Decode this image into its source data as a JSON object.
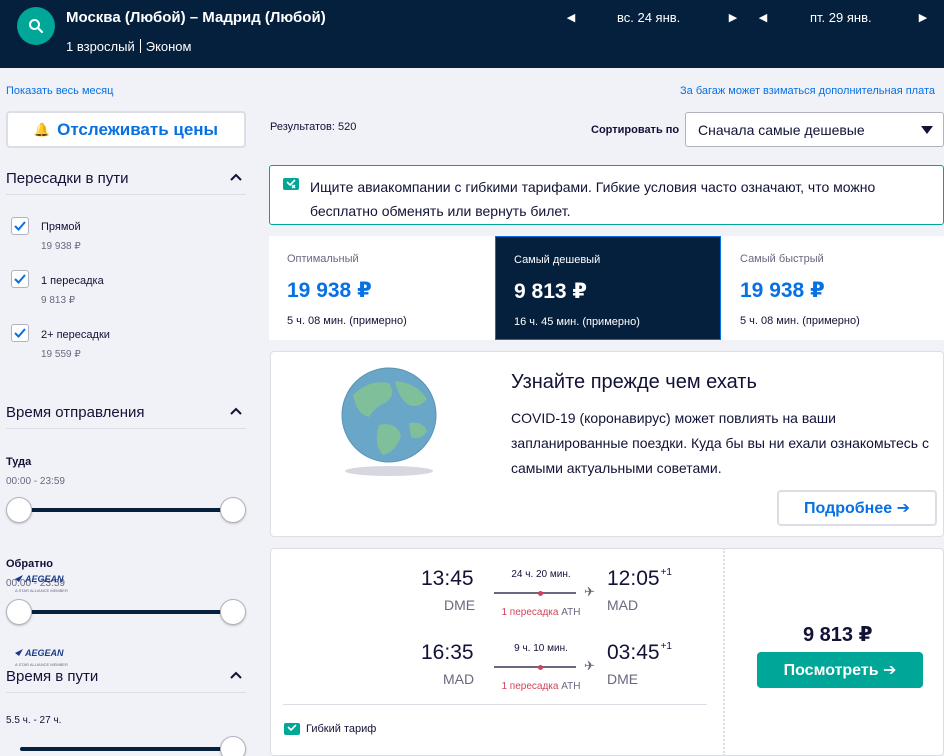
{
  "header": {
    "route": "Москва (Любой) – Мадрид (Любой)",
    "passengers": "1 взрослый",
    "cabin": "Эконом",
    "depart_date": "вс. 24 янв.",
    "return_date": "пт. 29 янв."
  },
  "links": {
    "show_month": "Показать весь месяц",
    "baggage_note": "За багаж может взиматься дополнительная плата"
  },
  "sidebar": {
    "track_prices": "Отслеживать цены",
    "stops": {
      "title": "Пересадки в пути",
      "options": [
        {
          "label": "Прямой",
          "price": "19 938 ₽",
          "checked": true
        },
        {
          "label": "1 пересадка",
          "price": "9 813 ₽",
          "checked": true
        },
        {
          "label": "2+ пересадки",
          "price": "19 559 ₽",
          "checked": true
        }
      ]
    },
    "departure_time": {
      "title": "Время отправления",
      "outbound_label": "Туда",
      "outbound_range": "00:00 - 23:59",
      "return_label": "Обратно",
      "return_range": "00:00 - 23:59"
    },
    "journey_time": {
      "title": "Время в пути",
      "range": "5.5 ч. - 27 ч."
    }
  },
  "results": {
    "count_text": "Результатов: 520",
    "sort_label": "Сортировать по",
    "sort_value": "Сначала самые дешевые"
  },
  "info_banner": {
    "text": "Ищите авиакомпании с гибкими тарифами. Гибкие условия часто означают, что можно бесплатно обменять или вернуть билет."
  },
  "tabs": [
    {
      "title": "Оптимальный",
      "price": "19 938 ₽",
      "duration": "5 ч. 08 мин. (примерно)"
    },
    {
      "title": "Самый дешевый",
      "price": "9 813 ₽",
      "duration": "16 ч. 45 мин. (примерно)"
    },
    {
      "title": "Самый быстрый",
      "price": "19 938 ₽",
      "duration": "5 ч. 08 мин. (примерно)"
    }
  ],
  "covid": {
    "title": "Узнайте прежде чем ехать",
    "text": "COVID-19 (коронавирус) может повлиять на ваши запланированные поездки. Куда бы вы ни ехали ознакомьтесь с самыми актуальными советами.",
    "button": "Подробнее ➔"
  },
  "flight": {
    "airline": "AEGEAN",
    "airline_sub": "A STAR ALLIANCE MEMBER",
    "outbound": {
      "dep_time": "13:45",
      "dep_code": "DME",
      "arr_time": "12:05",
      "arr_plus": "+1",
      "arr_code": "MAD",
      "duration": "24 ч. 20 мин.",
      "stops": "1 пересадка",
      "via": "ATH"
    },
    "inbound": {
      "dep_time": "16:35",
      "dep_code": "MAD",
      "arr_time": "03:45",
      "arr_plus": "+1",
      "arr_code": "DME",
      "duration": "9 ч. 10 мин.",
      "stops": "1 пересадка",
      "via": "ATH"
    },
    "flex_tag": "Гибкий тариф",
    "price": "9 813 ₽",
    "view_button": "Посмотреть ➔"
  }
}
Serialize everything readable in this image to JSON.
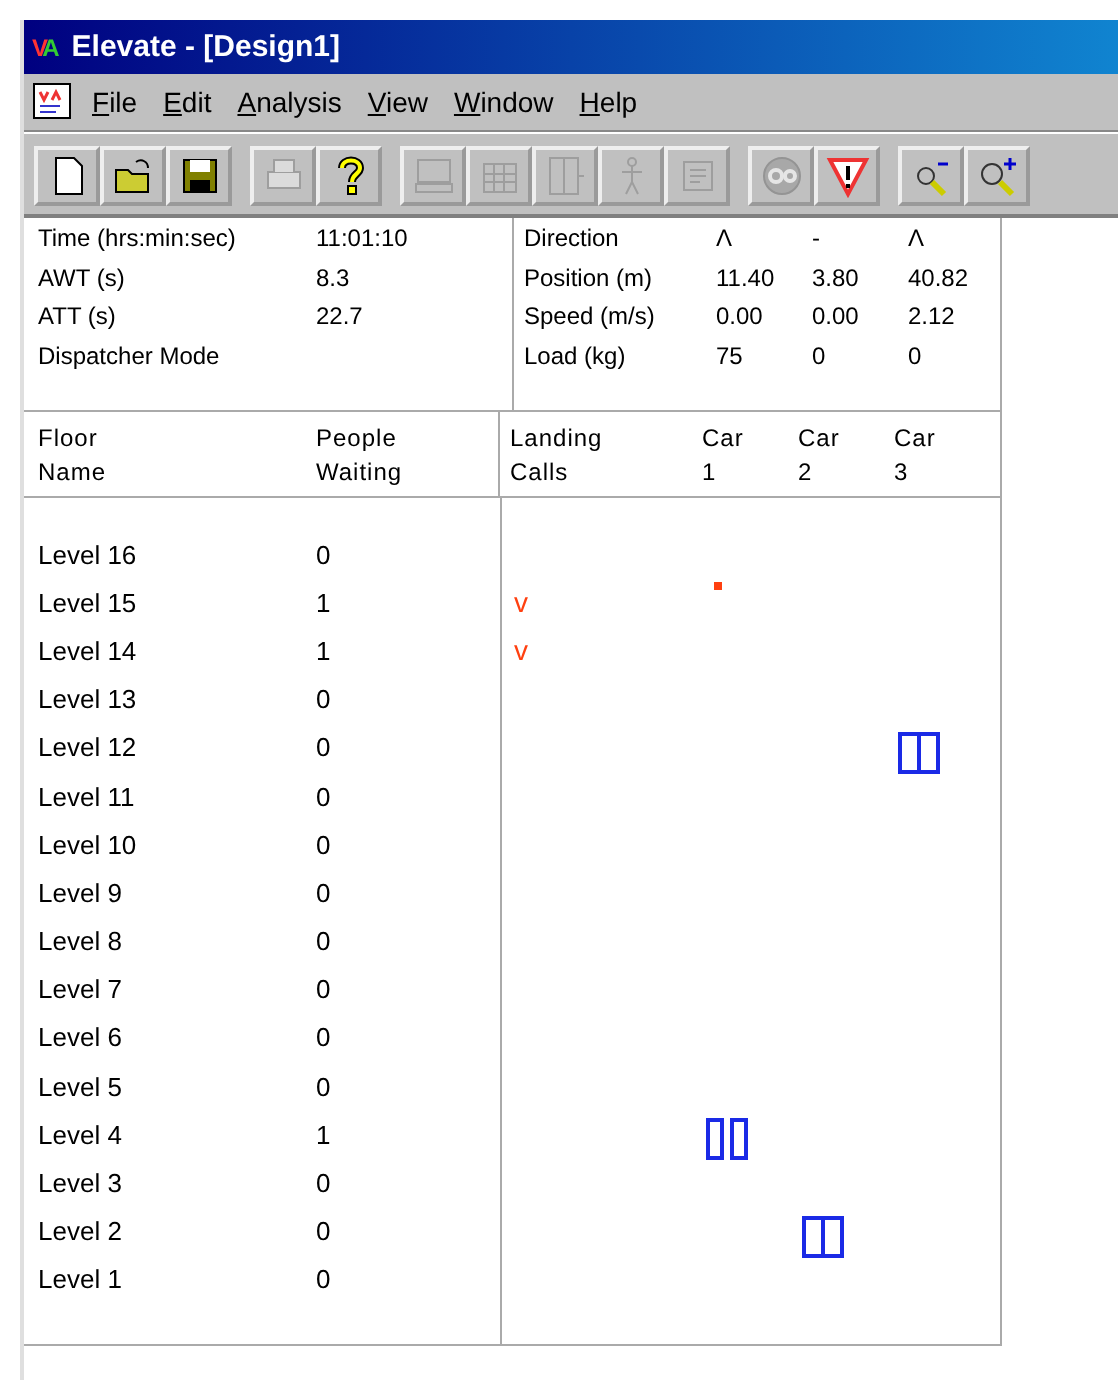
{
  "window": {
    "logo": "VA",
    "title": "Elevate - [Design1]"
  },
  "menu": [
    "File",
    "Edit",
    "Analysis",
    "View",
    "Window",
    "Help"
  ],
  "toolbar": [
    [
      {
        "kind": "new",
        "disabled": false
      },
      {
        "kind": "open",
        "disabled": false
      },
      {
        "kind": "save",
        "disabled": false
      }
    ],
    [
      {
        "kind": "print",
        "disabled": true
      },
      {
        "kind": "help",
        "disabled": false
      }
    ],
    [
      {
        "kind": "computer",
        "disabled": true
      },
      {
        "kind": "building",
        "disabled": true
      },
      {
        "kind": "door",
        "disabled": true
      },
      {
        "kind": "person",
        "disabled": true
      },
      {
        "kind": "form",
        "disabled": true
      }
    ],
    [
      {
        "kind": "go",
        "disabled": true
      },
      {
        "kind": "warning",
        "disabled": false
      }
    ],
    [
      {
        "kind": "zoom-out",
        "disabled": false
      },
      {
        "kind": "zoom-in",
        "disabled": false
      }
    ]
  ],
  "stats": [
    {
      "label": "Time (hrs:min:sec)",
      "value": "11:01:10"
    },
    {
      "label": "AWT (s)",
      "value": "8.3"
    },
    {
      "label": "ATT (s)",
      "value": "22.7"
    },
    {
      "label": "Dispatcher Mode"
    }
  ],
  "car_stats": [
    {
      "label": "Direction",
      "values": [
        "Λ",
        "-",
        "Λ"
      ]
    },
    {
      "label": "Position (m)",
      "values": [
        "11.40",
        "3.80",
        "40.82"
      ]
    },
    {
      "label": "Speed (m/s)",
      "values": [
        "0.00",
        "0.00",
        "2.12"
      ]
    },
    {
      "label": "Load (kg)",
      "values": [
        "75",
        "0",
        "0"
      ]
    }
  ],
  "columns": [
    [
      "Floor",
      "Name"
    ],
    [
      "People",
      "Waiting"
    ],
    [
      "Landing",
      "Calls"
    ],
    [
      "Car",
      "1"
    ],
    [
      "Car",
      "2"
    ],
    [
      "Car",
      "3"
    ]
  ],
  "floors": [
    {
      "name": "Level 16",
      "waiting": "0",
      "cars": [
        {
          "kind": "empty"
        },
        {
          "kind": "empty"
        },
        {
          "kind": "empty"
        }
      ]
    },
    {
      "name": "Level 15",
      "waiting": "1",
      "call": "v",
      "cars": [
        {
          "kind": "call"
        },
        {
          "kind": "empty"
        },
        {
          "kind": "empty"
        }
      ]
    },
    {
      "name": "Level 14",
      "waiting": "1",
      "call": "v",
      "cars": [
        {
          "kind": "empty"
        },
        {
          "kind": "empty"
        },
        {
          "kind": "empty"
        }
      ]
    },
    {
      "name": "Level 13",
      "waiting": "0",
      "cars": [
        {
          "kind": "empty"
        },
        {
          "kind": "empty"
        },
        {
          "kind": "empty"
        }
      ]
    },
    {
      "name": "Level 12",
      "waiting": "0",
      "cars": [
        {
          "kind": "empty"
        },
        {
          "kind": "empty"
        },
        {
          "kind": "closed"
        }
      ]
    },
    {
      "name": "Level 11",
      "waiting": "0",
      "cars": [
        {
          "kind": "empty"
        },
        {
          "kind": "empty"
        },
        {
          "kind": "empty"
        }
      ]
    },
    {
      "name": "Level 10",
      "waiting": "0",
      "cars": [
        {
          "kind": "empty"
        },
        {
          "kind": "empty"
        },
        {
          "kind": "empty"
        }
      ]
    },
    {
      "name": "Level 9",
      "waiting": "0",
      "cars": [
        {
          "kind": "empty"
        },
        {
          "kind": "empty"
        },
        {
          "kind": "empty"
        }
      ]
    },
    {
      "name": "Level 8",
      "waiting": "0",
      "cars": [
        {
          "kind": "empty"
        },
        {
          "kind": "empty"
        },
        {
          "kind": "empty"
        }
      ]
    },
    {
      "name": "Level 7",
      "waiting": "0",
      "cars": [
        {
          "kind": "empty"
        },
        {
          "kind": "empty"
        },
        {
          "kind": "empty"
        }
      ]
    },
    {
      "name": "Level 6",
      "waiting": "0",
      "cars": [
        {
          "kind": "empty"
        },
        {
          "kind": "empty"
        },
        {
          "kind": "empty"
        }
      ]
    },
    {
      "name": "Level 5",
      "waiting": "0",
      "cars": [
        {
          "kind": "empty"
        },
        {
          "kind": "empty"
        },
        {
          "kind": "empty"
        }
      ]
    },
    {
      "name": "Level 4",
      "waiting": "1",
      "cars": [
        {
          "kind": "open"
        },
        {
          "kind": "empty"
        },
        {
          "kind": "empty"
        }
      ]
    },
    {
      "name": "Level 3",
      "waiting": "0",
      "cars": [
        {
          "kind": "empty"
        },
        {
          "kind": "empty"
        },
        {
          "kind": "empty"
        }
      ]
    },
    {
      "name": "Level 2",
      "waiting": "0",
      "cars": [
        {
          "kind": "empty"
        },
        {
          "kind": "closed"
        },
        {
          "kind": "empty"
        }
      ]
    },
    {
      "name": "Level 1",
      "waiting": "0",
      "cars": [
        {
          "kind": "empty"
        },
        {
          "kind": "empty"
        },
        {
          "kind": "empty"
        }
      ]
    }
  ]
}
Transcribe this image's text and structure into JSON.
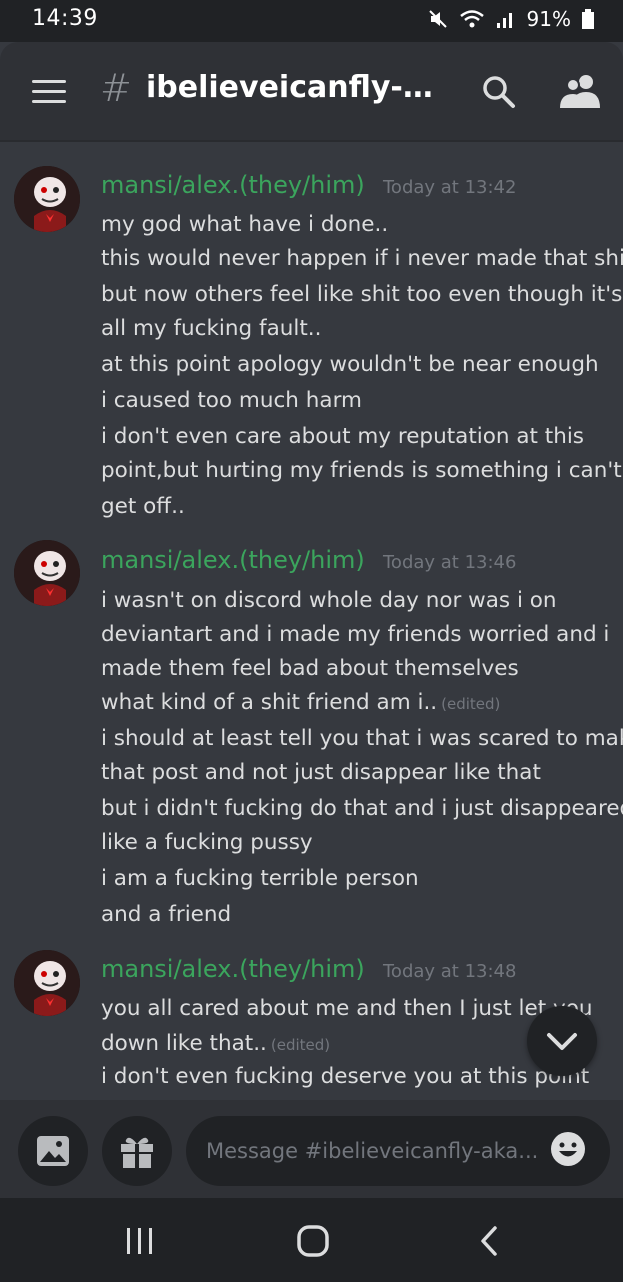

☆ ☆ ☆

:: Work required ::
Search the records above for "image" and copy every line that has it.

:: Output below ::
Decode this image into its source data as a JSON object.
Serialize everything readable in this image to JSON.
Transcribe this image's text and structure into JSON.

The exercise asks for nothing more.